The Reds just kept coming though and won a penalty with a minute until stoppage time in the first half. Gibbs-White’s touch failed to find Johnson but he was able to get his foot ahead of Maitland-Niles’ attempted clearance, hacking down the Welshman and forcing Michael Oliver to point to the spot.
Johnson and Gibbs-White both on the pitch and Awoniyi on a hattrick, there was a conundrum as to who would take it. But there was never any doubt in Gibbs-White’s mind, as he took responsibility and blasted straight down the middle, Alex McCarthy diving out of the way.
A frantic first half left a positive feeling in the minds of the majority at the City Ground, but would it continue?
Five minutes into the second half, the fear came flooding back.
Another goal was pulled back by the Saints and no surprise it was from a James Ward-Prowse delivery. His corner was met by the head of Lyanco who planted his header low and found the net, too powerful for Keylor Navas.
Confidence and momentum was diminished and transferred to the Saints, looking for their fifth away win of the season. Southampton had been first to many crosses throughout the game and they always threatened to make one count.
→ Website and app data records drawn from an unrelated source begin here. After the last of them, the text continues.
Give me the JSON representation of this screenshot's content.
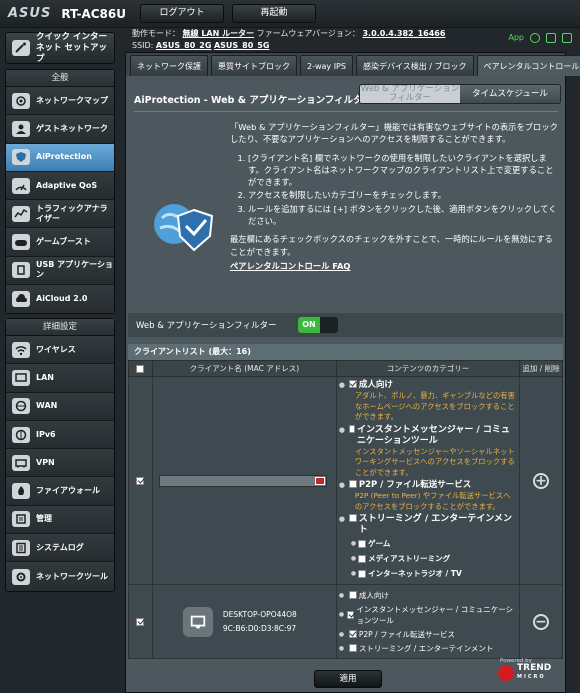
{
  "header": {
    "brand": "ASUS",
    "model": "RT-AC86U",
    "logout_label": "ログアウト",
    "reboot_label": "再起動",
    "mode_label": "動作モード：",
    "mode_value": "無線 LAN ルーター",
    "fw_label": "ファームウェアバージョン：",
    "fw_value": "3.0.0.4.382_16466",
    "ssid_label": "SSID:",
    "ssid_1": "ASUS_80_2G",
    "ssid_2": "ASUS_80_5G",
    "app_label": "App"
  },
  "sidebar": {
    "qis_label": "クイック インターネット セットアップ",
    "general_header": "全般",
    "general_items": [
      {
        "label": "ネットワークマップ",
        "icon": "network-map-icon"
      },
      {
        "label": "ゲストネットワーク",
        "icon": "guest-network-icon"
      },
      {
        "label": "AiProtection",
        "icon": "aiprotection-icon"
      },
      {
        "label": "Adaptive QoS",
        "icon": "qos-icon"
      },
      {
        "label": "トラフィックアナライザー",
        "icon": "traffic-analyzer-icon"
      },
      {
        "label": "ゲームブースト",
        "icon": "gamepad-icon"
      },
      {
        "label": "USB アプリケーション",
        "icon": "usb-icon"
      },
      {
        "label": "AiCloud 2.0",
        "icon": "cloud-icon"
      }
    ],
    "advanced_header": "詳細設定",
    "advanced_items": [
      {
        "label": "ワイヤレス",
        "icon": "wireless-icon"
      },
      {
        "label": "LAN",
        "icon": "lan-icon"
      },
      {
        "label": "WAN",
        "icon": "wan-icon"
      },
      {
        "label": "IPv6",
        "icon": "ipv6-icon"
      },
      {
        "label": "VPN",
        "icon": "vpn-icon"
      },
      {
        "label": "ファイアウォール",
        "icon": "firewall-icon"
      },
      {
        "label": "管理",
        "icon": "admin-icon"
      },
      {
        "label": "システムログ",
        "icon": "system-log-icon"
      },
      {
        "label": "ネットワークツール",
        "icon": "network-tools-icon"
      }
    ]
  },
  "tabs": [
    "ネットワーク保護",
    "悪質サイトブロック",
    "2-way IPS",
    "感染デバイス検出 / ブロック",
    "ペアレンタルコントロール"
  ],
  "page": {
    "title": "AiProtection - Web & アプリケーションフィルター",
    "seg_1": "Web & アプリケーション フィルター",
    "seg_2": "タイムスケジュール",
    "intro": "「Web & アプリケーションフィルター」機能では有害なウェブサイトの表示をブロックしたり、不要なアプリケーションへのアクセスを制限することができます。",
    "steps": [
      "[クライアント名] 欄でネットワークの使用を制限したいクライアントを選択します。クライアント名はネットワークマップのクライアントリスト上で変更することができます。",
      "アクセスを制限したいカテゴリーをチェックします。",
      "ルールを追加するには [+] ボタンをクリックした後、適用ボタンをクリックしてください。"
    ],
    "note": "最左欄にあるチェックボックスのチェックを外すことで、一時的にルールを無効にすることができます。",
    "faq_link": "ペアレンタルコントロール FAQ",
    "filter_label": "Web & アプリケーションフィルター",
    "toggle_on": "ON"
  },
  "client_list": {
    "caption": "クライアントリスト (最大：16)",
    "col_client": "クライアント名 (MAC アドレス)",
    "col_category": "コンテンツのカテゴリー",
    "col_action": "追加 / 削除",
    "categories": [
      {
        "name": "成人向け",
        "checked": true,
        "desc": "アダルト、ポルノ、暴力、ギャンブルなどの有害なホームページへのアクセスをブロックすることができます。"
      },
      {
        "name": "インスタントメッセンジャー / コミュニケーションツール",
        "checked": false,
        "desc": "インスタントメッセンジャーやソーシャルネットワーキングサービスへのアクセスをブロックすることができます。"
      },
      {
        "name": "P2P / ファイル転送サービス",
        "checked": false,
        "desc": "P2P (Peer to Peer) やファイル転送サービスへのアクセスをブロックすることができます。"
      },
      {
        "name": "ストリーミング / エンターテインメント",
        "checked": false,
        "desc": ""
      }
    ],
    "streaming_subs": [
      "ゲーム",
      "メディアストリーミング",
      "インターネットラジオ / TV"
    ],
    "device_name": "DESKTOP-OPO44O8",
    "device_mac": "9C:B6:D0:D3:8C:97",
    "device_categories": [
      {
        "name": "成人向け",
        "checked": false
      },
      {
        "name": "インスタントメッセンジャー / コミュニケーションツール",
        "checked": true
      },
      {
        "name": "P2P / ファイル転送サービス",
        "checked": true
      },
      {
        "name": "ストリーミング / エンターテインメント",
        "checked": false
      }
    ]
  },
  "apply_label": "適用",
  "trend": {
    "powered": "Powered by",
    "brand": "TREND",
    "sub": "MICRO"
  }
}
A free-flowing exchange between Johnson and Gibbs-White down the right on 62 minutes saw Forest’s first second-half chance, McCarthy palming the latter’s cross away from goal.
Fourteen goals had been scored in the other two Premier League matches earlier in the day, and this riveting City Ground contest certainly carried in that trend.
The next goal seemed crucial and with 17 minutes to play it came.
After falling over, substitute Cheikhou Kouyaté found Johnson surging forward on the right, the Welshman in turn sent a low ball across the box. A cute Gibbs-White flick fell to the composed feet of Danilo, who crashed his effort into the Trent End goal and darted away with his trademark pistol celebration; his third goal in as many games.
The Saints would be disheartened to be behind, as they ended up having 12 second half-shots compared to Forest’s two — but it’s the goals that count.
Navas made a good save with four to play, diving low to his right to keep out substitute Sulemana from close range. Three minutes later Forest thought they had a fifth as Felipe was found by a deep Gibbs-White free kick before controlling and finishing clinically, but VAR ruled him to have been a yard offside.
As the game entered stoppage time, Forest chose to do it the hard way, conceding a penalty with minutes to play. It was substitute Sam Surridge who allegedly clipped Romeo Lavia, with his captain Ward-Prowse mirroring Gibbs-White’s earlier spot kick and blasting down the middle.
Wins never seem to come easy for Forest, and neither did this one. But after over 10 long minutes of added time, the whistle blew and the party started. The win sees Forest lead the way ahead of the five sides that are likely to be relegated, and brings them ever closer to achieving survival.
Forest are not safe, far from it, but have taken one giant step in that direction at their feared fortress.